- Required work: Lines in the listing below that include the word "version" need to be copied.

+-------+

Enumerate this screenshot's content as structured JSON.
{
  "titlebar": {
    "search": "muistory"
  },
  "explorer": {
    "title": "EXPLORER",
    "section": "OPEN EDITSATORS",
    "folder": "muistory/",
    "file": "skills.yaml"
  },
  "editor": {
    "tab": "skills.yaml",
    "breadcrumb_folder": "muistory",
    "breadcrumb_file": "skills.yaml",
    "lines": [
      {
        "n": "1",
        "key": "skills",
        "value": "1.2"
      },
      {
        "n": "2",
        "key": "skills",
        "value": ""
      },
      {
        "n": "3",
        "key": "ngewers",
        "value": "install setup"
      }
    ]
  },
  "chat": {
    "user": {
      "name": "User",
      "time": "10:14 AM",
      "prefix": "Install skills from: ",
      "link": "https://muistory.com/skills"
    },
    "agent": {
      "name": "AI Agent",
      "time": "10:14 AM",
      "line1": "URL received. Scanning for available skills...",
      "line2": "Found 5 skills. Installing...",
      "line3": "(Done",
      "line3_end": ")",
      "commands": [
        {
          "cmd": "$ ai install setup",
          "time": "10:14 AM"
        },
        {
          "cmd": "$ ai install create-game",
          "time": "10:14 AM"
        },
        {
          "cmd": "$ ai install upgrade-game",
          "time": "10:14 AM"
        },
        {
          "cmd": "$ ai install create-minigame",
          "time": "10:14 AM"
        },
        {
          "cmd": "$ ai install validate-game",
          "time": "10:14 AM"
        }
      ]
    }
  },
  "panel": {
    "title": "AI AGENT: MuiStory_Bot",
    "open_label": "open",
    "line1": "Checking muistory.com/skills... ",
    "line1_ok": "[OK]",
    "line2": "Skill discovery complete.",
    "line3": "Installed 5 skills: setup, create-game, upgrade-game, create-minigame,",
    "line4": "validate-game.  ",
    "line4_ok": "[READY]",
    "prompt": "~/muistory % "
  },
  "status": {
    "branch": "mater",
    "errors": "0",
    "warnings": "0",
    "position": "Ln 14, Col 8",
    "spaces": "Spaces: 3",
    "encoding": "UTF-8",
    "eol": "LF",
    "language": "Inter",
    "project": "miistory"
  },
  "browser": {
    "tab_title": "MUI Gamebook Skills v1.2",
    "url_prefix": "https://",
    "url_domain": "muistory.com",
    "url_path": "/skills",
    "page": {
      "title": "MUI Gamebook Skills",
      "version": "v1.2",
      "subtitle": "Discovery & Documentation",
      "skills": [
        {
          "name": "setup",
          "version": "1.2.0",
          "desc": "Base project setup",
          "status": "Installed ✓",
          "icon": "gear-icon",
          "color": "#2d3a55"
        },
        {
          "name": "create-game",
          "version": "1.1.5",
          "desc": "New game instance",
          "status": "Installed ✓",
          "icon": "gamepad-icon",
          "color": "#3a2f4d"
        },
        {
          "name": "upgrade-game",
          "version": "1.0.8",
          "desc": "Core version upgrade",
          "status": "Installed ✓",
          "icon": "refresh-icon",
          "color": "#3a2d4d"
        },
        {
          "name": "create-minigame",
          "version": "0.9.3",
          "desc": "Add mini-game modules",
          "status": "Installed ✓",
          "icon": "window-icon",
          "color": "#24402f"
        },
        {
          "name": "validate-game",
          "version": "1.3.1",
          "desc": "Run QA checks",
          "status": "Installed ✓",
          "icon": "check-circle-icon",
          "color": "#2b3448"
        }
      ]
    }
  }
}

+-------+

- Reply:
      "version": "v1.2",
          "version": "1.2.0",
          "version": "1.1.5",
          "version": "1.0.8",
          "desc": "Core version upgrade",
          "version": "0.9.3",
          "version": "1.3.1",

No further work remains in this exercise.